It would not take more than the ten digits on my two hands to count the number of times I have been on a horse. I really love horses. Their sleekness

Trina Machacek

It would not take more than the ten digits on my two hands to count the number of times I have been on a horse.  I really love horses. Their sleekness and warm coats. There is nothing like the smell of a horse.  Ruddy and wholesome like no other smell on earth.

When I see horses I have this nearly overwhelming urge to bound over and jump right on and trot off into the sunset.  It is so romantic.  I picture myself being like the cowboys of the old western movies.  Grabbing the horn of the saddle and without even using the stirrups I just flip myself up and on and away I go. Heck I bet I could even run up from behind one and jump into the saddle.  Really how hard could that be?  It is done all the time on TV! But alas I know that horseback riding is not in my future much more than it has been in my past.

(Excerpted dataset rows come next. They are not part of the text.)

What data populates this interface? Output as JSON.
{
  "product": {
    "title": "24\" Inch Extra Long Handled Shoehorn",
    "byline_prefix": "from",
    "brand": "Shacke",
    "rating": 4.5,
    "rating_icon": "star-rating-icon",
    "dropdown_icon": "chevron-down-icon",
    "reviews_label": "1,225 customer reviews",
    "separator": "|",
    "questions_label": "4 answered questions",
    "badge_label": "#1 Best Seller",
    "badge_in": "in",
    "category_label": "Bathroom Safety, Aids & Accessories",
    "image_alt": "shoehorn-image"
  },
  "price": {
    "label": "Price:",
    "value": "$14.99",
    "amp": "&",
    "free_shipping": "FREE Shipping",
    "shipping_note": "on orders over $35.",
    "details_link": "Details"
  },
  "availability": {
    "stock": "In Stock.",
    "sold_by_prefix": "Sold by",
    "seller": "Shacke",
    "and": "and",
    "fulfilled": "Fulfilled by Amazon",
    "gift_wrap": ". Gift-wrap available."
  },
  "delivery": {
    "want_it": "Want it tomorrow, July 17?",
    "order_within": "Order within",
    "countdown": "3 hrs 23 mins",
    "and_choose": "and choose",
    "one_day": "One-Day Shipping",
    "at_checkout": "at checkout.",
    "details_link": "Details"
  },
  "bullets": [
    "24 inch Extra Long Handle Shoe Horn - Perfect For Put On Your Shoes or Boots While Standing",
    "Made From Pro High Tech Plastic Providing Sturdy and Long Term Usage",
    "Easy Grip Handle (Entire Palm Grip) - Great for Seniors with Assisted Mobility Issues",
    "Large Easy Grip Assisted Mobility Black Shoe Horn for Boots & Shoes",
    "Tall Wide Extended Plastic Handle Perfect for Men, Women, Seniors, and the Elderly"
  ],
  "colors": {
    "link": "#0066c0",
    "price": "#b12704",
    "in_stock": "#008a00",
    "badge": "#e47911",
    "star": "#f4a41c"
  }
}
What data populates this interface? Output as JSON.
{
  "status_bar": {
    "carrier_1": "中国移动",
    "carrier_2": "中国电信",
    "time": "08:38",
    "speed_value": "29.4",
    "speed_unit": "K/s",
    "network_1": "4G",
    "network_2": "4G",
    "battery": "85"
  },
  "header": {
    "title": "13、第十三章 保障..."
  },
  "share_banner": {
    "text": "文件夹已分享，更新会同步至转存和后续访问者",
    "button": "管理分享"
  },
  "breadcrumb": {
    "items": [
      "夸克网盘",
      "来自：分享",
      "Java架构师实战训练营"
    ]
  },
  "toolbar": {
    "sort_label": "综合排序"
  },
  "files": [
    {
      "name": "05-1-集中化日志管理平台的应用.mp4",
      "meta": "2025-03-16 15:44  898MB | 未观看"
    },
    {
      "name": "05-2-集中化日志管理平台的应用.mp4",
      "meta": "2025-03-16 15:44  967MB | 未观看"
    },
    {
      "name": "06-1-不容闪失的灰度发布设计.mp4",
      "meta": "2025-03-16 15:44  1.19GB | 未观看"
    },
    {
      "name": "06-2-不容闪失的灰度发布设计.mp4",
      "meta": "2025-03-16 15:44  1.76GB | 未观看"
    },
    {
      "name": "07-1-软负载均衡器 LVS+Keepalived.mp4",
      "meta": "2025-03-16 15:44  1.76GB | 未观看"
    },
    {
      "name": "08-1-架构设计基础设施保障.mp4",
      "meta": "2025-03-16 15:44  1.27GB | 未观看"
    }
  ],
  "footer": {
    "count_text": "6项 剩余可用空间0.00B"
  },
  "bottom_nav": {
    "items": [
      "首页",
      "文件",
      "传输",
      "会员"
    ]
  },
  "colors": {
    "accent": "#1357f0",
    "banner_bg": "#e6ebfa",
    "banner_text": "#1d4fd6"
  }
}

Here is a look at one of my many times I rode a horse.  He was a big old, yes old, I was told he was about 15 years old, gentle as an island breeze, red sorrel owned by a friend of a friend. There were four of us that bright warm late spring day, going for a short ride just to give the horses some light exercise. I was about 16 and all the girls were crazy for cowboys.  Just as cowboys were crazy for cowgirls. (Hey they don’t call ‘em Wrangler butts because they aren’t cute!)

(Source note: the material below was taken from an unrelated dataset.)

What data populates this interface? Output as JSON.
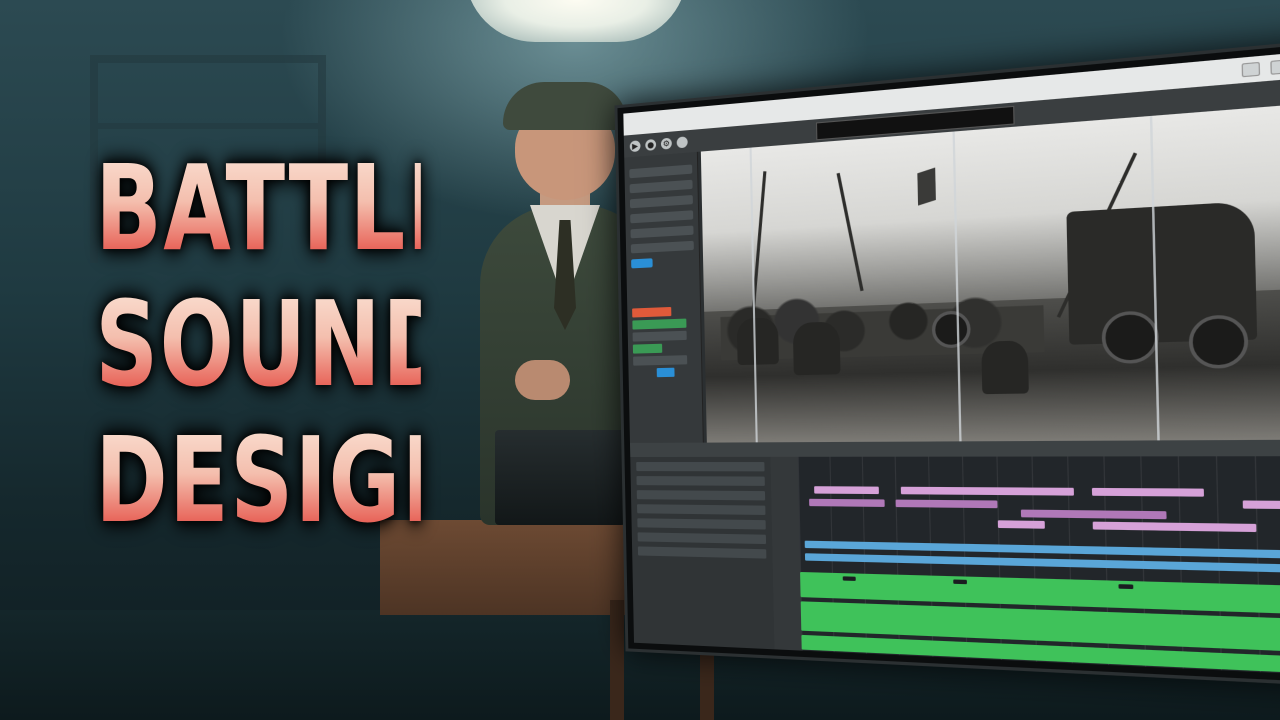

So we gathered at the pens where the magnificent four horses stood ready to haul us giggling school girls out across the prairie, or in our case down an alley way, out into and up a wash, over a little mound of earth, back around a fence down the alley way and back to the pens.  About a 3 or 4 mile ride. Not being all that familiar with horse etiquette and saddlery my friend got Old Red, really that was his name, ready for me to climb aboard and look like I actually knew what I was doing.

Now let me just say here that horses look really inviting, from a far. An animal that, while you are one side of a fence and he is on the other will walk over to you to happily munch away on some stray grass you’ve picked all the while he is  looking hungry and friendly.  But when I got up close and there was no fence between me and Old Red, he looked like a mountain. A huge, red, hairy, breathing mountain. He slowly turned his head my way, looked me right in the face with a look that conveyed, “Go ahead sweet thing, climb on up—if you dare.” My limitations at 16 were boundless, now they have huge boundaries.

I was not about to show fear, or common sense.  I could just barely reach the saddle horn and as I did I raised my foot to a height that felt somewhat higher than my shoulders to gain access to the stirrup. As my ascent began I pulled and oofed myself up until my Wrangler you know what, smacked leather.   As my head adjusted to the height I was reminded of flying over the patchwork quilt of the Midwest. Dang the ground was far away.  Then the fun really began.

I was told Old Red never ran anymore.  He was wrought with arthritis, his joints were those of an 80 year old, and he was, as is as every horse I have heard about, just as tame and calm as a new born kitten. Horses and riders head down the alleyway to get to the freedom of the wild outdoors, well really just south of town.  When all of a sudden calm, quiet, sickly Old Red got a wild hair and bolted, yes bolted for the free range.  With yours truly hanging on for dear life.  I vaguely remember my friends hollering pull up on the reins, pull up on the reins!  Well I had seen many a western movie, I know what whoa meant and how to pull up on the reins. But Old Red was having none of my screaming whoas. I’m pretty sure as he galloped at about fifty miles an hour, out the alley way across the ditch and towards a fence, he turned his head back towards me, and he was laughing. Mere inches from the fence he stopped on a dime.  He was quivering with excitement.  I was just quivering.  My friend of course said she had never ever seen Old Red do that.  I climbed down, led Old Red Back to the pen, rubbed him down and discussed with him what I presumed was his final hurrah of a ride.  As I left him standing there, smelling of liniment and the ruddy outdoors, I knew it would be a very cold day before I was ever back in the saddle again.

Trina Machacek lives in Eureka, her book ITY BITS can be found on kindle.  Share your thoughts and opinions with her at itybytrina@yahoo.com